Continued the court: “The legislative history shows that the Legislature passed NRS 361.260(7) for the limited purpose of allowing county assessors to adopt standards using more current sales comparables within the comparable sales methodology than was previously mandated. The Legislature did not intend that NRS 361.260(7) create a broad grant of authority in the county assessors to develop individualized valuation methodologies county by county.”
The Supreme Court acknowledged that — given the negligence of the Nevada Tax Commission in failing to provide uniform regulations for the assessment of property statewide — the Washoe assessor “understandably” created his own methodologies. Nevertheless, said the court, “Those methodologies are unconstitutional … because they are inconsistent with the methodologies used in other parts of Washoe County and the entire state.”
The situation of the Clark County assessor is similar: The Nevada Tax Commission has never approved the complex methodology Clark County developed for applying the land-valuation technique called abstraction. The state Department of Taxation, responsible for administering Nevada’s tax regulations, conceded recently that no consensus model exists for the application of abstraction. And a study begun last June to attempt to learn how abstraction is being applied by the different assessors was postponed.
In Nevada’s current assessment system, land beneath buildings is supposed to be appraised at full cash value. The buildings, however, are supposed to be valued at their estimated replacement cost, less depreciation of 1.5 percent per year depending on the age of the home. Land and improvement values, added together, thus determine a property’s taxable value.
However, under different abstraction methodologies available to county assessors, certain costs can be classified either as land costs or as improvement costs. And because only improvements get the depreciation tax-break, assessors can raise homeowners’ property-tax assessments by selecting formulae that move costs from the improvements side to the land side.
This land-versus-improvements dynamic is, partly, why the Nevada Supreme Court ruled in Bakst that assessors must use appraisal methodologies the state Tax Commission has approved. Absent uniform methods, no assurance exists that assessors are valuing similarly situated improvements and land the same way.
In other words, the Nevada Constitution’s mandate for “a uniform and equal rate of assessment and taxation” is being violated blatantly — and nothing in Mr. Schofield’s letter demonstrates otherwise.
THE WRITER IS VICE PRESIDENT FOR POLICY AT THE NEVADA POLICY RESEARCH INSTITUTE.
To the editor:
In response to your Thursday editorial, ” ‘Racial equity’ “:
The Progressive Leadership Alliance of Nevada never called those who voted against the interests of black, Hispanic and Asian-Americans “racists” in its review of the 2009 legislative session. In fact, the only name-calling I saw came from the Review-Journal, which called PLAN “hyper-leftists.”

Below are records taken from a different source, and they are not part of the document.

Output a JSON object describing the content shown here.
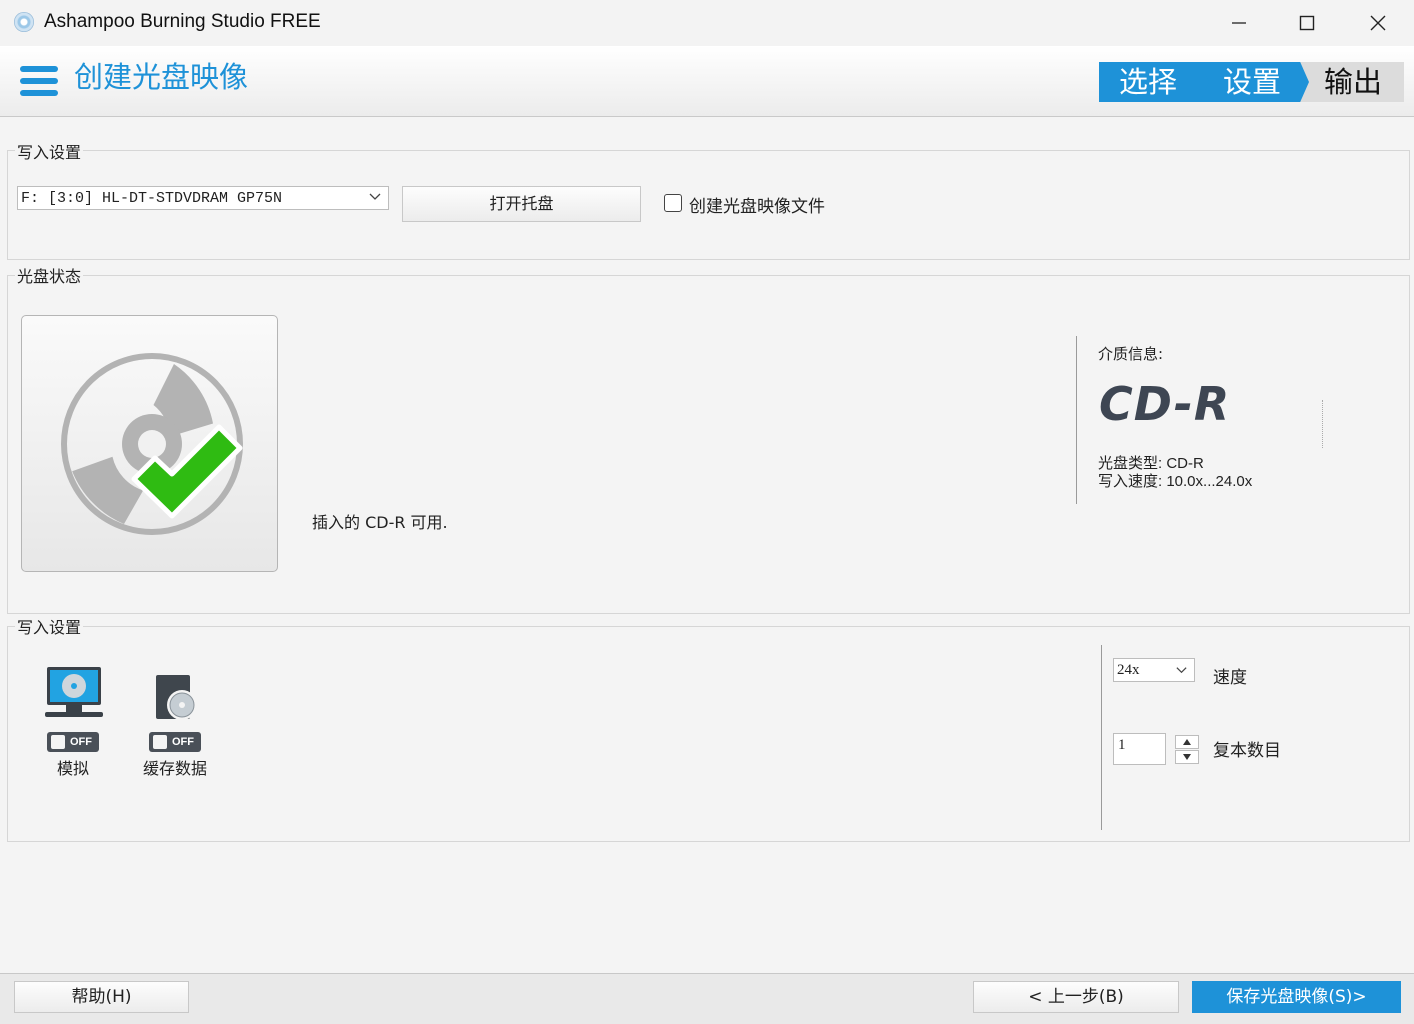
{
  "window": {
    "title": "Ashampoo Burning Studio FREE"
  },
  "header": {
    "page_title": "创建光盘映像",
    "steps": [
      "选择",
      "设置",
      "输出"
    ],
    "accent_color": "#1e92d8"
  },
  "write_settings_top": {
    "legend": "写入设置",
    "drive": "F: [3:0] HL-DT-STDVDRAM GP75N",
    "open_tray_label": "打开托盘",
    "create_image_checkbox_label": "创建光盘映像文件",
    "create_image_checked": false
  },
  "disc_status": {
    "legend": "光盘状态",
    "message": "插入的 CD-R 可用.",
    "media_info_label": "介质信息:",
    "media_big": "CD-R",
    "disc_type": "光盘类型: CD-R",
    "write_speed": "写入速度: 10.0x...24.0x"
  },
  "write_settings_bottom": {
    "legend": "写入设置",
    "options": [
      {
        "label": "模拟",
        "toggle": "OFF",
        "icon": "monitor-disc-icon"
      },
      {
        "label": "缓存数据",
        "toggle": "OFF",
        "icon": "drive-disc-icon"
      }
    ],
    "speed_value": "24x",
    "speed_label": "速度",
    "copies_value": "1",
    "copies_label": "复本数目"
  },
  "footer": {
    "help_label": "帮助(H)",
    "back_label": "< 上一步(B)",
    "save_label": "保存光盘映像(S)>"
  }
}
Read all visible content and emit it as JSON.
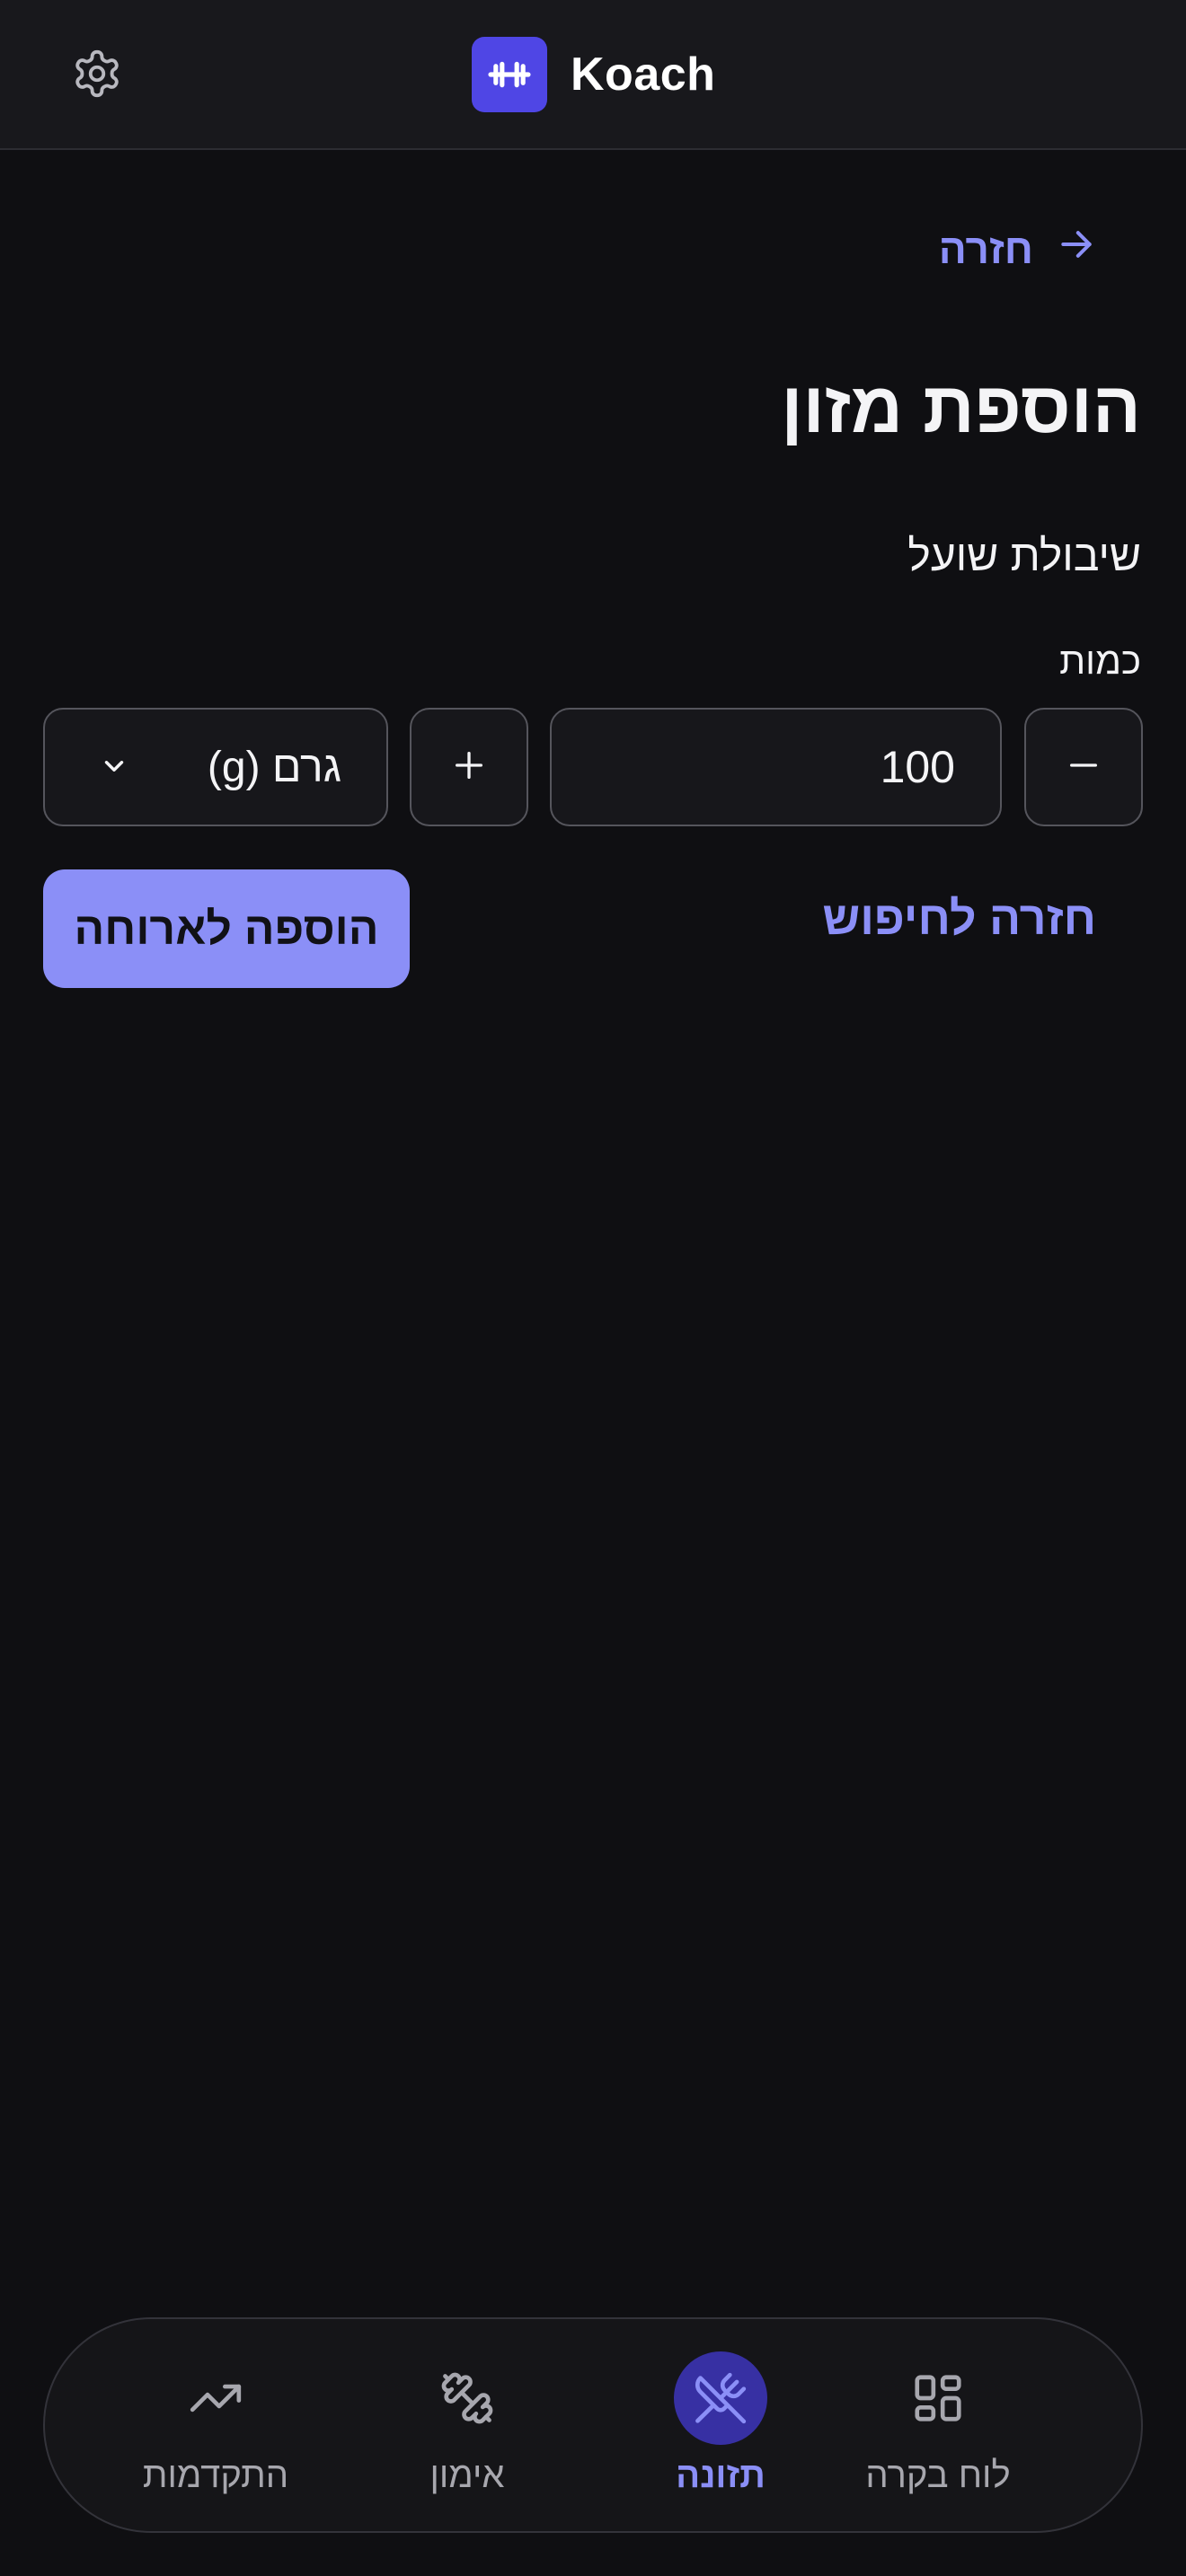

That little bit of McCarthyism is supposed to invalidate the fact that many legislators of both parties simply don’t consider the needs of communities of color. That is true today, and it was true in the 1960s when Las Vegas and Nevada were divided by discriminatory Jim Crow laws.
The fact that our current governor doesn’t carry a baseball bat to threaten minorities does not invalidate the fact that his crop of vetoes last spring would have had a huge impact on minority communities. And it is valuable to me and many others to know which members of the Assembly and Senate stepped up to override those vetoes.
I appreciate PLAN’s tracking of this information.